It's the year of the cucumber, says the Duchess of Dirt. It's a superfood, she adds.

It's the year of the cucumber, says the Duchess of Dirt. It's a superfood, she adds.

Cuke named Vegetable of the Year

Who knew cucumbers have been grown in space? Or that, worldwide, they are the fourth most popular vegetable in cultivation?

Who knew cucumbers have been grown in space?

Or that, worldwide, they are the fourth most popular vegetable in cultivation?

Do you know how good they are for you? They are one of the superfoods.

Small wonder the National Garden Bureau is showcasing the cucumber as their Vegetable of the Year for 2014. Considering cucumbers date back at least 3,000 years, this recognition has been a long time coming.

Native to India originally where a number of varieties were apparently grown, cucumbers made their way to Greece and Italy.

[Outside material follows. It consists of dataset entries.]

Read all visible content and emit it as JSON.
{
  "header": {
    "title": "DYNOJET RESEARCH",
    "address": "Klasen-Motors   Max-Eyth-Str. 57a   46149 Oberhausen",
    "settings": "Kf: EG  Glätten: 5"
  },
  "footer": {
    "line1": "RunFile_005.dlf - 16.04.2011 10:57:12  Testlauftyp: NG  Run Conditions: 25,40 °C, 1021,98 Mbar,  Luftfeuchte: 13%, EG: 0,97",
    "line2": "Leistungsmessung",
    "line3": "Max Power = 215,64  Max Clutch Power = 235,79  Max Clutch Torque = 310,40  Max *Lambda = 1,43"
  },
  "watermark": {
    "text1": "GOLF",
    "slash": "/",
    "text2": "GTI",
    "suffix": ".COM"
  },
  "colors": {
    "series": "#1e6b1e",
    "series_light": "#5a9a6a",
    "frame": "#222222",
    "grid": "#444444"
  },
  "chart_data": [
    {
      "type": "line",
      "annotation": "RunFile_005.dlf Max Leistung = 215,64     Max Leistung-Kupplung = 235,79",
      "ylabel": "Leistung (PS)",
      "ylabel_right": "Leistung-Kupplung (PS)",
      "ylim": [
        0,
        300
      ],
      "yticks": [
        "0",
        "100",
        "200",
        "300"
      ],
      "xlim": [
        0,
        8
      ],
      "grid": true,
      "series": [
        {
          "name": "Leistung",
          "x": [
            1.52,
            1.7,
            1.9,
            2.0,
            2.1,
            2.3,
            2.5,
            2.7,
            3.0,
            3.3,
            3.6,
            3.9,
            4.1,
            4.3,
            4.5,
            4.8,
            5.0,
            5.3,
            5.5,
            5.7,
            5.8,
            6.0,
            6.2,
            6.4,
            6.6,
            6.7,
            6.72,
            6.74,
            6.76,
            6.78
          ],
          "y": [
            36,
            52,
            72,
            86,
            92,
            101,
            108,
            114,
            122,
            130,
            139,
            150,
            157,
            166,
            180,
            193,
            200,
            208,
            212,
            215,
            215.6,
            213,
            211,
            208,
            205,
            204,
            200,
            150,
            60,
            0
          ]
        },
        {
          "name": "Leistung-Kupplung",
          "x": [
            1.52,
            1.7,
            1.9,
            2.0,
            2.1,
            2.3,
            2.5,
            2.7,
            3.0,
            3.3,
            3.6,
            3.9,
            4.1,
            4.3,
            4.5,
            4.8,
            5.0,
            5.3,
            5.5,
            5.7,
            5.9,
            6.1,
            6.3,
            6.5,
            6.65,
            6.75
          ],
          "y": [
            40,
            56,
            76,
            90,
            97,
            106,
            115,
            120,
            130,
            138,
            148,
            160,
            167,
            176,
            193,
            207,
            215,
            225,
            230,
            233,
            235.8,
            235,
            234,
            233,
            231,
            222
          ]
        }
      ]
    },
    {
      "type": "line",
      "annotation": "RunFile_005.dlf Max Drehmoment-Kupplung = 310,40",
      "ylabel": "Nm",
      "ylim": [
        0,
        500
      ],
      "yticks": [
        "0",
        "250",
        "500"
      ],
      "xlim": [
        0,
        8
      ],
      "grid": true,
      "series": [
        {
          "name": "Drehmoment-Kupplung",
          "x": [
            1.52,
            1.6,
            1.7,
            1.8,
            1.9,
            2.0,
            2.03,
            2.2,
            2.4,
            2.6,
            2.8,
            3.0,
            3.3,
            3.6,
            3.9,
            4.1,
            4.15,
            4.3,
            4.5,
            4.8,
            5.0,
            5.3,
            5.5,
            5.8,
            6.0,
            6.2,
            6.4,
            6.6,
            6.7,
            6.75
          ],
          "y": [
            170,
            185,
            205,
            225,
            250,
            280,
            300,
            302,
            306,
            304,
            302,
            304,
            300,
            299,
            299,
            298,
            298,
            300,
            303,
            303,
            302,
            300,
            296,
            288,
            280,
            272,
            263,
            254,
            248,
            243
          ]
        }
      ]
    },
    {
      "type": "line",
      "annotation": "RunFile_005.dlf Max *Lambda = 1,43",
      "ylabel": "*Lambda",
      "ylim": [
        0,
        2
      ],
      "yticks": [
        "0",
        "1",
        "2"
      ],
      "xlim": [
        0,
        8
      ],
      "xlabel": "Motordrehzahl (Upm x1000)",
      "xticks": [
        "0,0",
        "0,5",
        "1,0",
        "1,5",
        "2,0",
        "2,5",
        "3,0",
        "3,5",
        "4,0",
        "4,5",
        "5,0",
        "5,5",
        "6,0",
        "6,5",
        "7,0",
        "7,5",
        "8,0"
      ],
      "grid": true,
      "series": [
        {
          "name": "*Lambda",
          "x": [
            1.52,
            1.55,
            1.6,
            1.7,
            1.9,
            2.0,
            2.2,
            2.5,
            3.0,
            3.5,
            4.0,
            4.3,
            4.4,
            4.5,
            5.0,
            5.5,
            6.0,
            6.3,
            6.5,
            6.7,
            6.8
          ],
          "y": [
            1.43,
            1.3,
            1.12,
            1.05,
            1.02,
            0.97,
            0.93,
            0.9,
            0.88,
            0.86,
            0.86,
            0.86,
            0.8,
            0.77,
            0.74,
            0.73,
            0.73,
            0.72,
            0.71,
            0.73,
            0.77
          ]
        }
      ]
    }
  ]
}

If we are to believe Pliny the Elder’s account, the Roman Emperor Tiberius enjoyed eating cucumbers year-round.

Early greenhouse designs made this possible…plus the fact the cucumber variety most probably grown for the Emperor’s table was no bigger than the size of today’s gherkin. It would not have needed nearly so many growing days as the English Long type to reach maturity.

But I find it interesting this Roman emperor craved cucumbers as part of his daily rations. They are certainly beneficial for you…a superfood, as I mentioned.

Any one embarking on their New Year’s resolution to lose weight will appreciate the low calories. Only eight in a half cup of slices.

In that same serving size, there is one milligram of sodium…a much healthier way of getting your salt than through a shaker.

Same with the sugar content. One gram per half cup serving translates into one-quarter of a teaspoon of healthy sugar.

Cucumbers are also packed with Vitamin A, B1, B6, C, D, calcium, magnesium, potassium and folic acid. Be sure to eat your cucumbers with the skin on as this is where most of the Vitamin C is contained…a full 10 per cent of the recommended daily allowance.

Being 95 per cent water means cucumbers are really wonderful for rehydrating and flushing toxins from the body. Of course, in order for your cucumbers to be so full of water at harvest time, you will have had to keep the plants well-watered throughout their growth.

From the time your cucumber seeds sprout, they will need one to two inches (1.25 to 2.5 cm) of water per week.

Understandably, this is a guideline figure. Much depends whether you grow your cucumbers in a greenhouse, as we do, or outside where our wet springs of late keep the soil pretty saturated.

Soil type is very important, too. Cucumbers grown in sandy soils will need more frequent watering.

It is always best to water your cucumbers from the bottom. Overhead watering with a sprinkler system usually promotes powdery mildew. Spacing the plants at the recommended distance enhances air circulation…another good practice in thwarting powdery mildew.

Nowadays, cucumbers are typically divided into three categories: pickling, slicing and burpless.

Picklers, as they are generally known, are bred for uniform size. Many cultivars are three to six inches (7.5 to -15.0 cm) long and one to one and a half inches (2.5 to 3.8 cm) wide. Pickling greatly extends the shelf life of a cucumber but it is at the expense of nutritional value…much of which is lost in the pickling process.

Slicers are the desirable cultivars for fresh-eating. Typically long and slender, they can also be small and round such as the heirloom variety ‘Lemon’. Introduced in 1894, this one has an interesting hint of lemon flavour.

Burpless varieties are just as their name implies. These ones are sweeter and have a thinner skin, making them easier for some people to digest. They are also quite long in length with some growing up to two (60 cm) feet.

So, it seems plants, including cucumbers, are making it out into the final frontier…space. Plant experiments have been going on in the various spacecrafts and on the International Space Station since the early 1970s.

Who knew?

Leslie Cox co-owns Growing Concern Cottage Garden in Black Creek. Her website is at and her column appears every second Thursday in the Record.

Comox Valley Record